Title IX is the greatest inroad for university women to enforce policies against assault and rape, and yet many women are unfamiliar with it because they cannot talk openly about sexual assault and what to do about it. The few who know how to use it are often abandoned by the administration. If I’m a victim of anything, it’s of the aftermath. The truth is, sexual assault is an institutional problem, in American universities, in the military, and yeah pretty much everywhere. It persists because it is not universally condemned, and because these institutions send messages that it is okay, whether it’s through a job promotion, or a false threat of expulsion. They teach that an offense against a woman’s body is not nearly as serious as violating the school’s honor code, and they teach that rapists can get away with it. They get a slap on the wrist. They appeal and come back for another year. At every university, it is much easier to graduate as a rapist than it is to press charges and prove you have been raped.

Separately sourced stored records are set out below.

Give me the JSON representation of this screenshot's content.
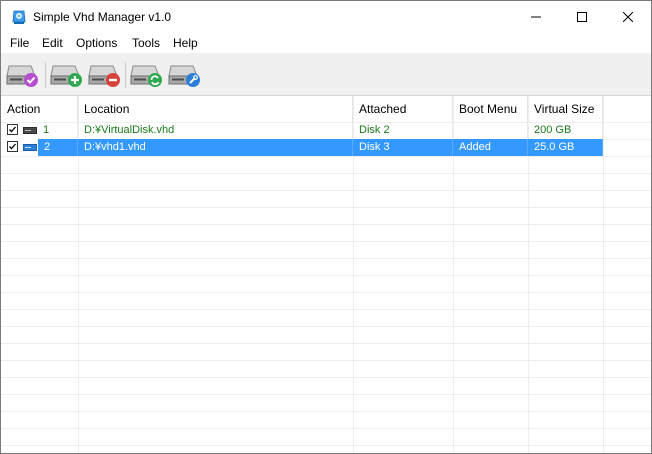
{
  "window": {
    "title": "Simple Vhd Manager v1.0"
  },
  "menu": {
    "items": [
      "File",
      "Edit",
      "Options",
      "Tools",
      "Help"
    ]
  },
  "toolbar": {
    "buttons": [
      {
        "name": "attach-disk",
        "icon": "disk-check-icon",
        "accent": "#b44fd0"
      },
      {
        "name": "add-disk",
        "icon": "disk-plus-icon",
        "accent": "#2fa84f"
      },
      {
        "name": "remove-disk",
        "icon": "disk-minus-icon",
        "accent": "#d9423a"
      },
      {
        "name": "refresh-disk",
        "icon": "disk-refresh-icon",
        "accent": "#2fa84f"
      },
      {
        "name": "settings-disk",
        "icon": "disk-wrench-icon",
        "accent": "#2b7fd8"
      }
    ]
  },
  "table": {
    "columns": [
      "Action",
      "Location",
      "Attached",
      "Boot Menu",
      "Virtual Size"
    ],
    "rows": [
      {
        "checked": true,
        "num": "1",
        "location": "D:¥VirtualDisk.vhd",
        "attached": "Disk 2",
        "boot": "",
        "size": "200 GB",
        "selected": false
      },
      {
        "checked": true,
        "num": "2",
        "location": "D:¥vhd1.vhd",
        "attached": "Disk 3",
        "boot": "Added",
        "size": "25.0 GB",
        "selected": true
      }
    ]
  },
  "colors": {
    "selection": "#3399ff",
    "row_text_green": "#1a7a1a",
    "toolbar_bg": "#f0f0f0"
  }
}
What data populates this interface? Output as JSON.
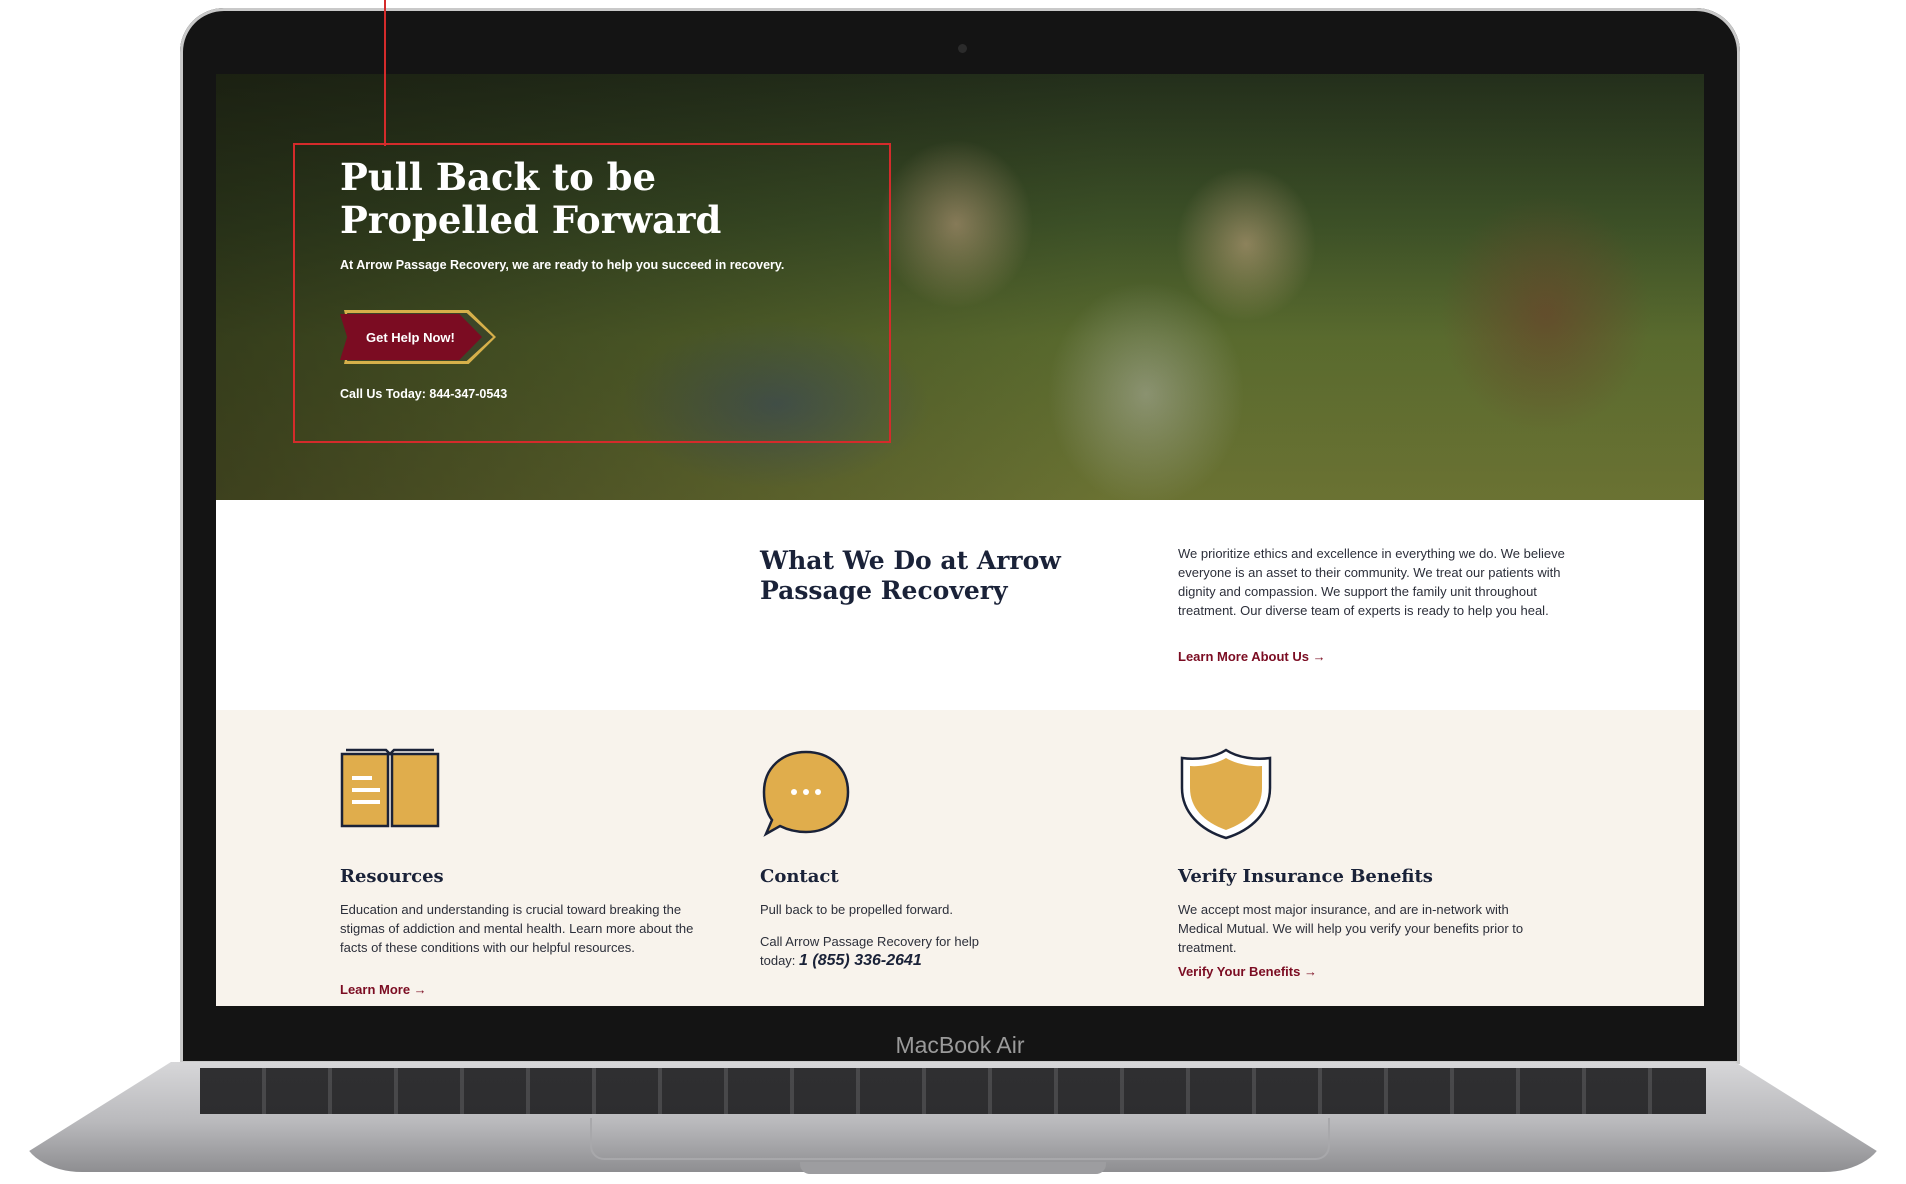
{
  "device": {
    "label": "MacBook Air"
  },
  "hero": {
    "title": "Pull Back to be Propelled Forward",
    "subtitle": "At Arrow Passage Recovery, we are ready to help you succeed in recovery.",
    "cta_label": "Get Help Now!",
    "phone_text": "Call Us Today: 844-347-0543"
  },
  "about": {
    "title": "What We Do at Arrow Passage Recovery",
    "body": "We prioritize ethics and excellence in everything we do. We believe everyone is an asset to their community. We treat our patients with dignity and compassion. We support the family unit throughout treatment. Our diverse team of experts is ready to help you heal.",
    "link": "Learn More About Us →"
  },
  "features": [
    {
      "icon": "book-icon",
      "title": "Resources",
      "text": "Education and understanding is crucial toward breaking the stigmas of addiction and mental health. Learn more about the facts of these conditions with our helpful resources.",
      "link": "Learn More →"
    },
    {
      "icon": "chat-bubble-icon",
      "title": "Contact",
      "text": "Pull back to be propelled forward.",
      "text2": "Call Arrow Passage Recovery for help today:",
      "phone": "1 (855) 336-2641"
    },
    {
      "icon": "shield-icon",
      "title": "Verify Insurance Benefits",
      "text": "We accept most major insurance, and are in-network with Medical Mutual. We will help you verify your benefits prior to treatment.",
      "link": "Verify Your Benefits →"
    }
  ],
  "colors": {
    "brand_red": "#7b0c22",
    "gold": "#e0ad4c",
    "navy": "#1a2238",
    "cream": "#f8f3ec",
    "annotation": "#d42b2b"
  }
}
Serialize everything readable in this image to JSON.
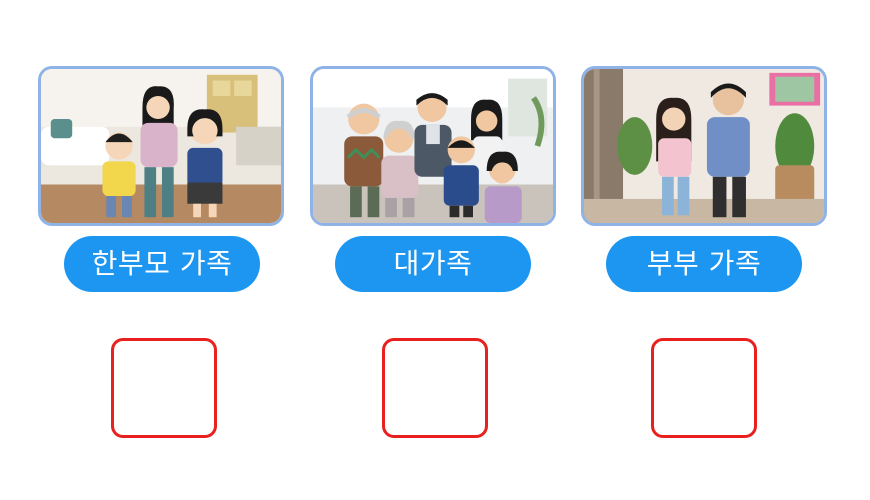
{
  "colors": {
    "pill_background": "#1c96f0",
    "pill_text": "#ffffff",
    "answer_box_border": "#e8201e",
    "card_border": "#8fb3e6"
  },
  "cards": [
    {
      "label": "한부모 가족",
      "image": "single-parent-family-illustration"
    },
    {
      "label": "대가족",
      "image": "extended-family-illustration"
    },
    {
      "label": "부부 가족",
      "image": "married-couple-family-illustration"
    }
  ]
}
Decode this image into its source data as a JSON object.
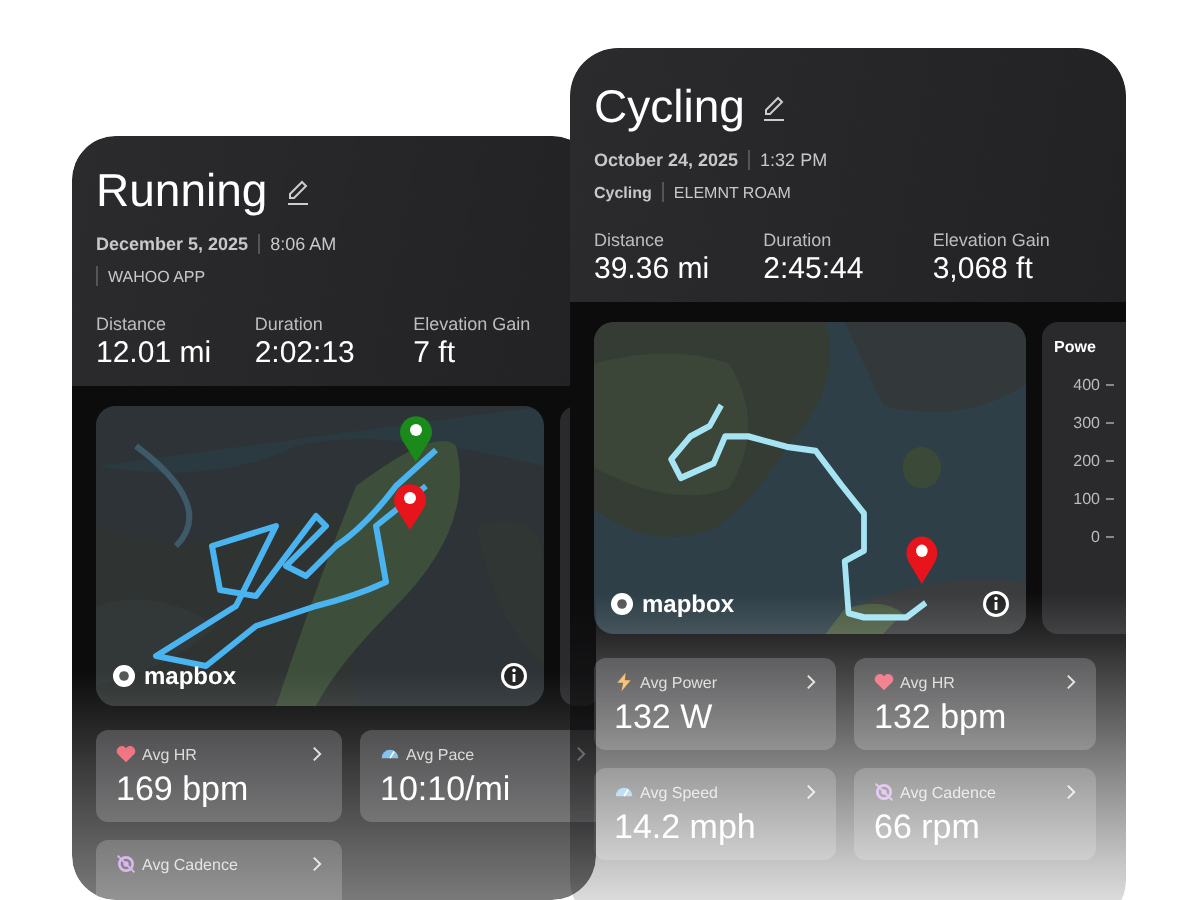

My politics don’t come from a personal vendetta against my assailant. Do I have a vendetta against him? Certainly. I can tell you alllll the words that best describe him, which the BYSU stye guide will allow! I’m writing this, not out of some nascent anger toward a guy whose name and face I remember distinctly, but because in the past I was so concerned about playing down my victimhood that I was doing a disservice to myself and to others who have dealt with the same bullshit. This post is not about the guy who wronged me. This is about an institution that failed me, and it’s an institution that we’re all a part of, and rely on. In fact, this was my problem and Tucker Reed’s problem: We believed that our respective administrations would do right by us, and we were both incredibly mistaken.